> RECORDS SHOWN
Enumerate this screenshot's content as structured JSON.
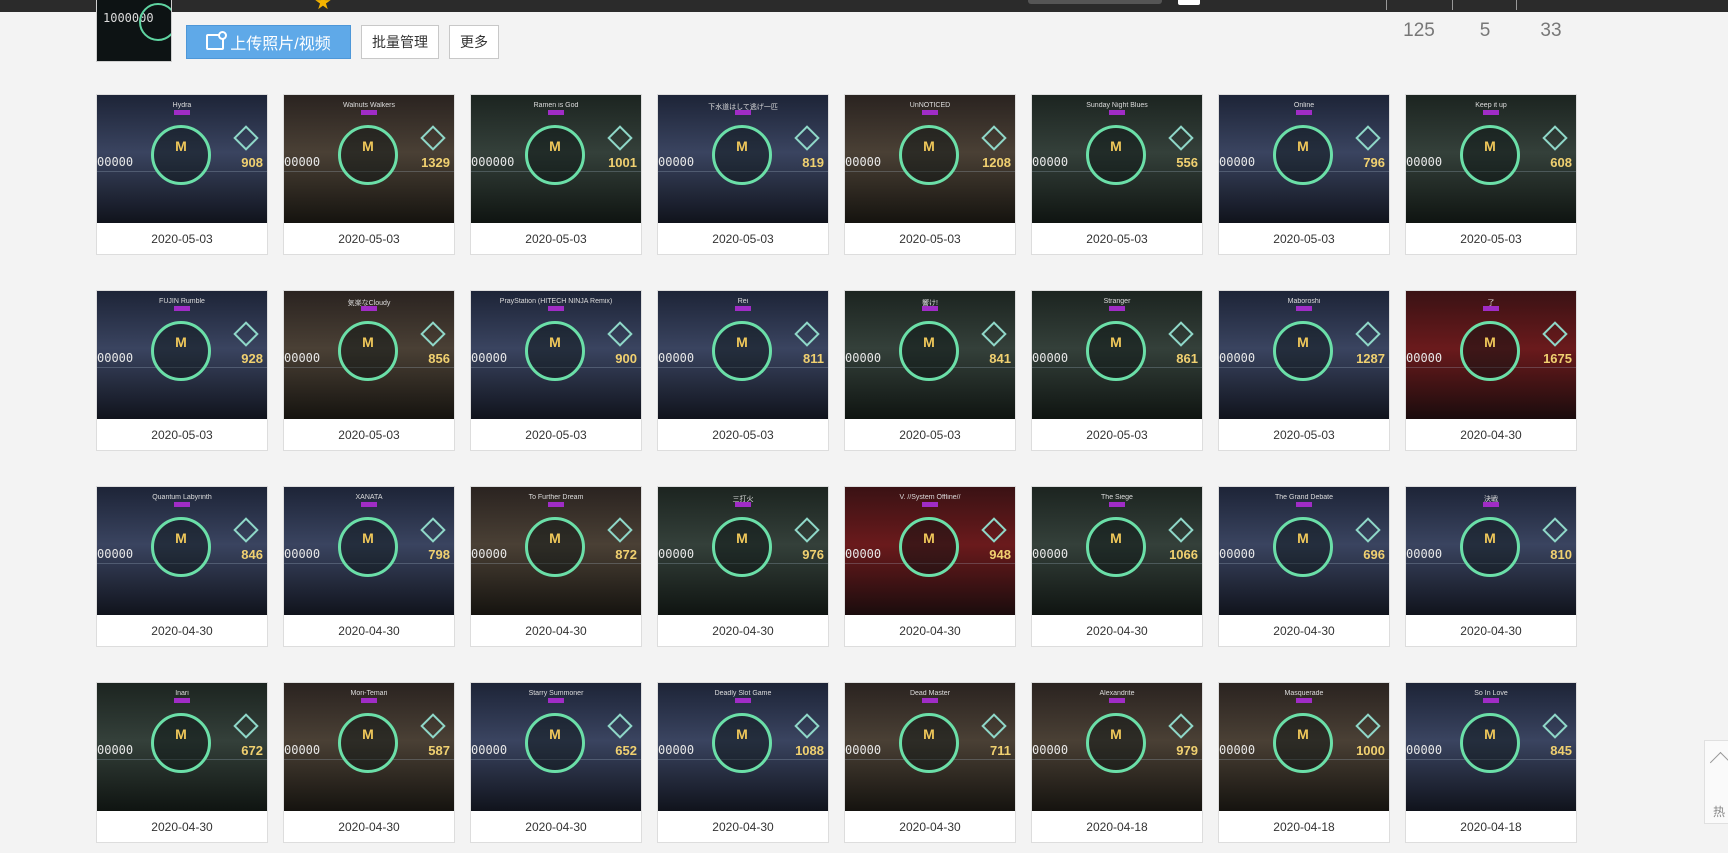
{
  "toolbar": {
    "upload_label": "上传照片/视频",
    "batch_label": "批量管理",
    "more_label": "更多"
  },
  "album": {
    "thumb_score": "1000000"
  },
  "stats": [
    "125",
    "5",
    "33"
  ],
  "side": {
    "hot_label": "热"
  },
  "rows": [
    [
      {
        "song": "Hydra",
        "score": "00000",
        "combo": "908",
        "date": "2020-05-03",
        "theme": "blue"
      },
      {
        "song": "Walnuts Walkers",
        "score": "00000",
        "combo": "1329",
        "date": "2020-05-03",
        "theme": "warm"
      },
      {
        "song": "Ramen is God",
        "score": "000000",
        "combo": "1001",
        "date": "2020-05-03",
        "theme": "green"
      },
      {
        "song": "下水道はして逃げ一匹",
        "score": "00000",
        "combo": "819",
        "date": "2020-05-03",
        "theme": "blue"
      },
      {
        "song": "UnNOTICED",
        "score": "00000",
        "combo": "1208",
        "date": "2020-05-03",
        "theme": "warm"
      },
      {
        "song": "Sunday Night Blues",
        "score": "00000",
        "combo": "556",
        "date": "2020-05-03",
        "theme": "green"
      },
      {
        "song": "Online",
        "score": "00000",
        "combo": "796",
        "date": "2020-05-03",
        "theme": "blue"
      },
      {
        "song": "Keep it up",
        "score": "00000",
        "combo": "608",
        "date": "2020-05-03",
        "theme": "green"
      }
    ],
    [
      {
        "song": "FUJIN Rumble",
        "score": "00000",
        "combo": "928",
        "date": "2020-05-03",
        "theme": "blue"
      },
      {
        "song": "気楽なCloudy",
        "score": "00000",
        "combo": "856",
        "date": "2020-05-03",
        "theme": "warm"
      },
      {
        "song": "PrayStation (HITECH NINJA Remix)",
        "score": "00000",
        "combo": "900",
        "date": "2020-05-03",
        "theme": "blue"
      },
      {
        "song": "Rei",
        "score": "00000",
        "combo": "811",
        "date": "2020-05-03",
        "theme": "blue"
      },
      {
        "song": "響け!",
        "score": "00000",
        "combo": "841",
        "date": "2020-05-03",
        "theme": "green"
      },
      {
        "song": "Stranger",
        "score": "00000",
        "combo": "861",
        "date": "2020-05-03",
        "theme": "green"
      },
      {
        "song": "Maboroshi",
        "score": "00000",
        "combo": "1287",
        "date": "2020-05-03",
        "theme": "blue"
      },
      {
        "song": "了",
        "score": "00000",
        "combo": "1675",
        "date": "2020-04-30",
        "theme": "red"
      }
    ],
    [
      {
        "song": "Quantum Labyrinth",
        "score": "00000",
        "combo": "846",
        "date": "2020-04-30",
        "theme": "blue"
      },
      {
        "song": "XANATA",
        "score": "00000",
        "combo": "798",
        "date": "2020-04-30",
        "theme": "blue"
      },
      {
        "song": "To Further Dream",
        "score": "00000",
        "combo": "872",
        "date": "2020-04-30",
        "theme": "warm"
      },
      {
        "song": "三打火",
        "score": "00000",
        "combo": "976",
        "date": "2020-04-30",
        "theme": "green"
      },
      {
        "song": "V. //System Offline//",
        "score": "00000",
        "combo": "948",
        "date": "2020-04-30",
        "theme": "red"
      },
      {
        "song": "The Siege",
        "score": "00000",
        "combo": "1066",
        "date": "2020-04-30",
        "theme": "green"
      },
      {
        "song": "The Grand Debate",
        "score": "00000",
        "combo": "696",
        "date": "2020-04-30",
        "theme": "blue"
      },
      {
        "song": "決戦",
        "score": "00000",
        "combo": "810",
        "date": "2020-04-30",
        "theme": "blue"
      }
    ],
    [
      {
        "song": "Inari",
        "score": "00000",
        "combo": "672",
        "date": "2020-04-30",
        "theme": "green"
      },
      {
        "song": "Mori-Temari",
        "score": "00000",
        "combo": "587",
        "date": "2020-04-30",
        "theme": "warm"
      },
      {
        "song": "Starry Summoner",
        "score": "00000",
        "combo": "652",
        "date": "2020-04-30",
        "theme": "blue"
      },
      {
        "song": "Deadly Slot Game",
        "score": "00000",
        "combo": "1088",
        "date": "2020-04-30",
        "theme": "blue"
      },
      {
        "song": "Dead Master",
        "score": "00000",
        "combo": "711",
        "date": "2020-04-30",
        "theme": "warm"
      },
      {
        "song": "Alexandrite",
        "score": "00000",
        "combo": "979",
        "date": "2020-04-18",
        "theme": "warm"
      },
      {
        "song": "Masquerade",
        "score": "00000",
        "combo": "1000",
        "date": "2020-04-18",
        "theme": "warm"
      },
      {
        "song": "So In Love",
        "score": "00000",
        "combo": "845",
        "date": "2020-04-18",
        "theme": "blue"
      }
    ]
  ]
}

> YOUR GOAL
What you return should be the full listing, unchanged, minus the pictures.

> RESPONSE
Enumerate this screenshot's content as structured JSON.
{
  "toolbar": {
    "upload_label": "上传照片/视频",
    "batch_label": "批量管理",
    "more_label": "更多"
  },
  "album": {
    "thumb_score": "1000000"
  },
  "stats": [
    "125",
    "5",
    "33"
  ],
  "side": {
    "hot_label": "热"
  },
  "rows": [
    [
      {
        "song": "Hydra",
        "score": "00000",
        "combo": "908",
        "date": "2020-05-03",
        "theme": "blue"
      },
      {
        "song": "Walnuts Walkers",
        "score": "00000",
        "combo": "1329",
        "date": "2020-05-03",
        "theme": "warm"
      },
      {
        "song": "Ramen is God",
        "score": "000000",
        "combo": "1001",
        "date": "2020-05-03",
        "theme": "green"
      },
      {
        "song": "下水道はして逃げ一匹",
        "score": "00000",
        "combo": "819",
        "date": "2020-05-03",
        "theme": "blue"
      },
      {
        "song": "UnNOTICED",
        "score": "00000",
        "combo": "1208",
        "date": "2020-05-03",
        "theme": "warm"
      },
      {
        "song": "Sunday Night Blues",
        "score": "00000",
        "combo": "556",
        "date": "2020-05-03",
        "theme": "green"
      },
      {
        "song": "Online",
        "score": "00000",
        "combo": "796",
        "date": "2020-05-03",
        "theme": "blue"
      },
      {
        "song": "Keep it up",
        "score": "00000",
        "combo": "608",
        "date": "2020-05-03",
        "theme": "green"
      }
    ],
    [
      {
        "song": "FUJIN Rumble",
        "score": "00000",
        "combo": "928",
        "date": "2020-05-03",
        "theme": "blue"
      },
      {
        "song": "気楽なCloudy",
        "score": "00000",
        "combo": "856",
        "date": "2020-05-03",
        "theme": "warm"
      },
      {
        "song": "PrayStation (HITECH NINJA Remix)",
        "score": "00000",
        "combo": "900",
        "date": "2020-05-03",
        "theme": "blue"
      },
      {
        "song": "Rei",
        "score": "00000",
        "combo": "811",
        "date": "2020-05-03",
        "theme": "blue"
      },
      {
        "song": "響け!",
        "score": "00000",
        "combo": "841",
        "date": "2020-05-03",
        "theme": "green"
      },
      {
        "song": "Stranger",
        "score": "00000",
        "combo": "861",
        "date": "2020-05-03",
        "theme": "green"
      },
      {
        "song": "Maboroshi",
        "score": "00000",
        "combo": "1287",
        "date": "2020-05-03",
        "theme": "blue"
      },
      {
        "song": "了",
        "score": "00000",
        "combo": "1675",
        "date": "2020-04-30",
        "theme": "red"
      }
    ],
    [
      {
        "song": "Quantum Labyrinth",
        "score": "00000",
        "combo": "846",
        "date": "2020-04-30",
        "theme": "blue"
      },
      {
        "song": "XANATA",
        "score": "00000",
        "combo": "798",
        "date": "2020-04-30",
        "theme": "blue"
      },
      {
        "song": "To Further Dream",
        "score": "00000",
        "combo": "872",
        "date": "2020-04-30",
        "theme": "warm"
      },
      {
        "song": "三打火",
        "score": "00000",
        "combo": "976",
        "date": "2020-04-30",
        "theme": "green"
      },
      {
        "song": "V. //System Offline//",
        "score": "00000",
        "combo": "948",
        "date": "2020-04-30",
        "theme": "red"
      },
      {
        "song": "The Siege",
        "score": "00000",
        "combo": "1066",
        "date": "2020-04-30",
        "theme": "green"
      },
      {
        "song": "The Grand Debate",
        "score": "00000",
        "combo": "696",
        "date": "2020-04-30",
        "theme": "blue"
      },
      {
        "song": "決戦",
        "score": "00000",
        "combo": "810",
        "date": "2020-04-30",
        "theme": "blue"
      }
    ],
    [
      {
        "song": "Inari",
        "score": "00000",
        "combo": "672",
        "date": "2020-04-30",
        "theme": "green"
      },
      {
        "song": "Mori-Temari",
        "score": "00000",
        "combo": "587",
        "date": "2020-04-30",
        "theme": "warm"
      },
      {
        "song": "Starry Summoner",
        "score": "00000",
        "combo": "652",
        "date": "2020-04-30",
        "theme": "blue"
      },
      {
        "song": "Deadly Slot Game",
        "score": "00000",
        "combo": "1088",
        "date": "2020-04-30",
        "theme": "blue"
      },
      {
        "song": "Dead Master",
        "score": "00000",
        "combo": "711",
        "date": "2020-04-30",
        "theme": "warm"
      },
      {
        "song": "Alexandrite",
        "score": "00000",
        "combo": "979",
        "date": "2020-04-18",
        "theme": "warm"
      },
      {
        "song": "Masquerade",
        "score": "00000",
        "combo": "1000",
        "date": "2020-04-18",
        "theme": "warm"
      },
      {
        "song": "So In Love",
        "score": "00000",
        "combo": "845",
        "date": "2020-04-18",
        "theme": "blue"
      }
    ]
  ]
}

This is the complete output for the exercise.